Stored data Block Start

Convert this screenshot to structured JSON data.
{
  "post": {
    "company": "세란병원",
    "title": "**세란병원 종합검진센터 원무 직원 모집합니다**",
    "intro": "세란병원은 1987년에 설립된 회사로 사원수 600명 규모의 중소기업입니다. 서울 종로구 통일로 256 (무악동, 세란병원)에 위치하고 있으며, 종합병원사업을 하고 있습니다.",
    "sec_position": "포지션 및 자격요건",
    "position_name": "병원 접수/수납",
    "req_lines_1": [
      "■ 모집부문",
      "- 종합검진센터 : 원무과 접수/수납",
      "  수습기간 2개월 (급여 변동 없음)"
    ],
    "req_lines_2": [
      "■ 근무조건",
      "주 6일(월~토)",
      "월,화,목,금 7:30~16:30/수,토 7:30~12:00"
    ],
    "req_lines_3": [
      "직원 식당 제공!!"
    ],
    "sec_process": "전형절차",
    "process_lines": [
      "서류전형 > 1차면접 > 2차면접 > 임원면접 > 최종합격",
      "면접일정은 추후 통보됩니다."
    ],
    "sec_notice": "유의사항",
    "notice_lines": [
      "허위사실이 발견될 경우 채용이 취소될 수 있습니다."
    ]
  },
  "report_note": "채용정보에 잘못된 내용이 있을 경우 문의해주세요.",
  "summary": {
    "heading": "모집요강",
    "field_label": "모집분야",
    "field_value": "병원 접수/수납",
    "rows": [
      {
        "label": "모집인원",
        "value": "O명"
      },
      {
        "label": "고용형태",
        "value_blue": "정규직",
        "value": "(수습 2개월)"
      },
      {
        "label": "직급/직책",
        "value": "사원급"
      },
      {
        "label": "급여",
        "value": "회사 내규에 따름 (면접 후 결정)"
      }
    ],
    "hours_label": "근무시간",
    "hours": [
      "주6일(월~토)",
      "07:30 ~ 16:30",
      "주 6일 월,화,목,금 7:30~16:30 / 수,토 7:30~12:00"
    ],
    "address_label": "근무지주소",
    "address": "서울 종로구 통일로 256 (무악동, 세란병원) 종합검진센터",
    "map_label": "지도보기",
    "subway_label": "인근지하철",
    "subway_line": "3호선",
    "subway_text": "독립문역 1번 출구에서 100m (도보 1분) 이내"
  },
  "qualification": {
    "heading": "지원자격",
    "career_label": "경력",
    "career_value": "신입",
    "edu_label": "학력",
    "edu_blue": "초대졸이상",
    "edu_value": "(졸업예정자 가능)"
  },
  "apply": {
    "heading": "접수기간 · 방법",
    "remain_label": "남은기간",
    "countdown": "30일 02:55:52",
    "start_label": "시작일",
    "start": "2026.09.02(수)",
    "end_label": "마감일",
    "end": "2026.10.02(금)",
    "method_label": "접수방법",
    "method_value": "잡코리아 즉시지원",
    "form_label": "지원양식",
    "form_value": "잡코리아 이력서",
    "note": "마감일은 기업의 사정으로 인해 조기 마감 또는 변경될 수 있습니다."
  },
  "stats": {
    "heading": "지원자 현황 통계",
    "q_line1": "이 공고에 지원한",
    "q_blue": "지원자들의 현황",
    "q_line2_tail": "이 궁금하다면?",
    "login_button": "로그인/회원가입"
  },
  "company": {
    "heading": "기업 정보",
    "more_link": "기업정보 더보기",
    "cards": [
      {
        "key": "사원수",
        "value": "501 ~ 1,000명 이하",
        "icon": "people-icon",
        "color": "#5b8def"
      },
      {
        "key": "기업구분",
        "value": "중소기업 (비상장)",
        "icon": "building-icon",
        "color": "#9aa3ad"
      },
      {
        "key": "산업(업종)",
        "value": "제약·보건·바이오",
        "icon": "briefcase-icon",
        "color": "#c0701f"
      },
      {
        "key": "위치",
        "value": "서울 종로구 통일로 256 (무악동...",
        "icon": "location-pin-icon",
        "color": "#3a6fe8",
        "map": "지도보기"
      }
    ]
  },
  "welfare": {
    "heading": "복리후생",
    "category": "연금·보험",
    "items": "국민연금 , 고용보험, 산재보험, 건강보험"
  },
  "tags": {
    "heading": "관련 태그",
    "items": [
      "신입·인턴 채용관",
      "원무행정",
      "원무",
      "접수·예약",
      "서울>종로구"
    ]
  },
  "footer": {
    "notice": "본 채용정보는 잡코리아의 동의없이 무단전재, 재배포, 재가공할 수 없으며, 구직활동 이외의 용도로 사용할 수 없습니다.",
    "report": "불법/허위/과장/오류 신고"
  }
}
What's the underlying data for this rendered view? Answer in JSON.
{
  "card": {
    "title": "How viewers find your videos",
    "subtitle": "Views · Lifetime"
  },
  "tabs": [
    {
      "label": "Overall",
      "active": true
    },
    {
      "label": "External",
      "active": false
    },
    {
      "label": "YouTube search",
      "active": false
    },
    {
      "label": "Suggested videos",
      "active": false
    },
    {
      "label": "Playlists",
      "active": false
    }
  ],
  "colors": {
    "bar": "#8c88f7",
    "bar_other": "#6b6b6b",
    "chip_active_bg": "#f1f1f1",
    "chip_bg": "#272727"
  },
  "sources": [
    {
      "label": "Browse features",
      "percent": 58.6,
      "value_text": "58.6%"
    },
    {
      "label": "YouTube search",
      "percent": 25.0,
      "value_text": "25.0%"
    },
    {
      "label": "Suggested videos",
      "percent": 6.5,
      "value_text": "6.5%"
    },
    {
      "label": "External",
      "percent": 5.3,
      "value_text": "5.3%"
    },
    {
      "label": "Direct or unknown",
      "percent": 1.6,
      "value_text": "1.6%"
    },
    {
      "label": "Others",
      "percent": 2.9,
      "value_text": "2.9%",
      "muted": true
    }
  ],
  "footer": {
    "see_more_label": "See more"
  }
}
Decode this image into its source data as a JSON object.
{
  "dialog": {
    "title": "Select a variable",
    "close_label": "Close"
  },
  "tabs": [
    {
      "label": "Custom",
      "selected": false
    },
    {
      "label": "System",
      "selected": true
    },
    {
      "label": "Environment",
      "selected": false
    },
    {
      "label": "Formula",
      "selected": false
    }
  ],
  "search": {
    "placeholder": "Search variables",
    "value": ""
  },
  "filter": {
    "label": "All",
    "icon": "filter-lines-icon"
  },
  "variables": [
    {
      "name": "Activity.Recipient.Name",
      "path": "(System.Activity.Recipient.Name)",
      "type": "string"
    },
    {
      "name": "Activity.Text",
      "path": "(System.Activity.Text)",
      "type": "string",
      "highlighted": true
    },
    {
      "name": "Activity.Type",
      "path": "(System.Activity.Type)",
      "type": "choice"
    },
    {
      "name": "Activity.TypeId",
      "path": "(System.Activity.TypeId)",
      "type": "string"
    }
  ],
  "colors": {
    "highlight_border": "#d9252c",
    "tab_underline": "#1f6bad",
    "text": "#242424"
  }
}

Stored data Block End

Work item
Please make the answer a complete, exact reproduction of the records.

Task answer
Convert this screenshot to structured JSON data.
{
  "post": {
    "company": "세란병원",
    "title": "**세란병원 종합검진센터 원무 직원 모집합니다**",
    "intro": "세란병원은 1987년에 설립된 회사로 사원수 600명 규모의 중소기업입니다. 서울 종로구 통일로 256 (무악동, 세란병원)에 위치하고 있으며, 종합병원사업을 하고 있습니다.",
    "sec_position": "포지션 및 자격요건",
    "position_name": "병원 접수/수납",
    "req_lines_1": [
      "■ 모집부문",
      "- 종합검진센터 : 원무과 접수/수납",
      "  수습기간 2개월 (급여 변동 없음)"
    ],
    "req_lines_2": [
      "■ 근무조건",
      "주 6일(월~토)",
      "월,화,목,금 7:30~16:30/수,토 7:30~12:00"
    ],
    "req_lines_3": [
      "직원 식당 제공!!"
    ],
    "sec_process": "전형절차",
    "process_lines": [
      "서류전형 > 1차면접 > 2차면접 > 임원면접 > 최종합격",
      "면접일정은 추후 통보됩니다."
    ],
    "sec_notice": "유의사항",
    "notice_lines": [
      "허위사실이 발견될 경우 채용이 취소될 수 있습니다."
    ]
  },
  "report_note": "채용정보에 잘못된 내용이 있을 경우 문의해주세요.",
  "summary": {
    "heading": "모집요강",
    "field_label": "모집분야",
    "field_value": "병원 접수/수납",
    "rows": [
      {
        "label": "모집인원",
        "value": "O명"
      },
      {
        "label": "고용형태",
        "value_blue": "정규직",
        "value": "(수습 2개월)"
      },
      {
        "label": "직급/직책",
        "value": "사원급"
      },
      {
        "label": "급여",
        "value": "회사 내규에 따름 (면접 후 결정)"
      }
    ],
    "hours_label": "근무시간",
    "hours": [
      "주6일(월~토)",
      "07:30 ~ 16:30",
      "주 6일 월,화,목,금 7:30~16:30 / 수,토 7:30~12:00"
    ],
    "address_label": "근무지주소",
    "address": "서울 종로구 통일로 256 (무악동, 세란병원) 종합검진센터",
    "map_label": "지도보기",
    "subway_label": "인근지하철",
    "subway_line": "3호선",
    "subway_text": "독립문역 1번 출구에서 100m (도보 1분) 이내"
  },
  "qualification": {
    "heading": "지원자격",
    "career_label": "경력",
    "career_value": "신입",
    "edu_label": "학력",
    "edu_blue": "초대졸이상",
    "edu_value": "(졸업예정자 가능)"
  },
  "apply": {
    "heading": "접수기간 · 방법",
    "remain_label": "남은기간",
    "countdown": "30일 02:55:52",
    "start_label": "시작일",
    "start": "2026.09.02(수)",
    "end_label": "마감일",
    "end": "2026.10.02(금)",
    "method_label": "접수방법",
    "method_value": "잡코리아 즉시지원",
    "form_label": "지원양식",
    "form_value": "잡코리아 이력서",
    "note": "마감일은 기업의 사정으로 인해 조기 마감 또는 변경될 수 있습니다."
  },
  "stats": {
    "heading": "지원자 현황 통계",
    "q_line1": "이 공고에 지원한",
    "q_blue": "지원자들의 현황",
    "q_line2_tail": "이 궁금하다면?",
    "login_button": "로그인/회원가입"
  },
  "company": {
    "heading": "기업 정보",
    "more_link": "기업정보 더보기",
    "cards": [
      {
        "key": "사원수",
        "value": "501 ~ 1,000명 이하",
        "icon": "people-icon",
        "color": "#5b8def"
      },
      {
        "key": "기업구분",
        "value": "중소기업 (비상장)",
        "icon": "building-icon",
        "color": "#9aa3ad"
      },
      {
        "key": "산업(업종)",
        "value": "제약·보건·바이오",
        "icon": "briefcase-icon",
        "color": "#c0701f"
      },
      {
        "key": "위치",
        "value": "서울 종로구 통일로 256 (무악동...",
        "icon": "location-pin-icon",
        "color": "#3a6fe8",
        "map": "지도보기"
      }
    ]
  },
  "welfare": {
    "heading": "복리후생",
    "category": "연금·보험",
    "items": "국민연금 , 고용보험, 산재보험, 건강보험"
  },
  "tags": {
    "heading": "관련 태그",
    "items": [
      "신입·인턴 채용관",
      "원무행정",
      "원무",
      "접수·예약",
      "서울>종로구"
    ]
  },
  "footer": {
    "notice": "본 채용정보는 잡코리아의 동의없이 무단전재, 재배포, 재가공할 수 없으며, 구직활동 이외의 용도로 사용할 수 없습니다.",
    "report": "불법/허위/과장/오류 신고"
  }
}
What's the underlying data for this rendered view? Answer in JSON.
{
  "card": {
    "title": "How viewers find your videos",
    "subtitle": "Views · Lifetime"
  },
  "tabs": [
    {
      "label": "Overall",
      "active": true
    },
    {
      "label": "External",
      "active": false
    },
    {
      "label": "YouTube search",
      "active": false
    },
    {
      "label": "Suggested videos",
      "active": false
    },
    {
      "label": "Playlists",
      "active": false
    }
  ],
  "colors": {
    "bar": "#8c88f7",
    "bar_other": "#6b6b6b",
    "chip_active_bg": "#f1f1f1",
    "chip_bg": "#272727"
  },
  "sources": [
    {
      "label": "Browse features",
      "percent": 58.6,
      "value_text": "58.6%"
    },
    {
      "label": "YouTube search",
      "percent": 25.0,
      "value_text": "25.0%"
    },
    {
      "label": "Suggested videos",
      "percent": 6.5,
      "value_text": "6.5%"
    },
    {
      "label": "External",
      "percent": 5.3,
      "value_text": "5.3%"
    },
    {
      "label": "Direct or unknown",
      "percent": 1.6,
      "value_text": "1.6%"
    },
    {
      "label": "Others",
      "percent": 2.9,
      "value_text": "2.9%",
      "muted": true
    }
  ],
  "footer": {
    "see_more_label": "See more"
  }
}
Decode this image into its source data as a JSON object.
{
  "dialog": {
    "title": "Select a variable",
    "close_label": "Close"
  },
  "tabs": [
    {
      "label": "Custom",
      "selected": false
    },
    {
      "label": "System",
      "selected": true
    },
    {
      "label": "Environment",
      "selected": false
    },
    {
      "label": "Formula",
      "selected": false
    }
  ],
  "search": {
    "placeholder": "Search variables",
    "value": ""
  },
  "filter": {
    "label": "All",
    "icon": "filter-lines-icon"
  },
  "variables": [
    {
      "name": "Activity.Recipient.Name",
      "path": "(System.Activity.Recipient.Name)",
      "type": "string"
    },
    {
      "name": "Activity.Text",
      "path": "(System.Activity.Text)",
      "type": "string",
      "highlighted": true
    },
    {
      "name": "Activity.Type",
      "path": "(System.Activity.Type)",
      "type": "choice"
    },
    {
      "name": "Activity.TypeId",
      "path": "(System.Activity.TypeId)",
      "type": "string"
    }
  ],
  "colors": {
    "highlight_border": "#d9252c",
    "tab_underline": "#1f6bad",
    "text": "#242424"
  }
}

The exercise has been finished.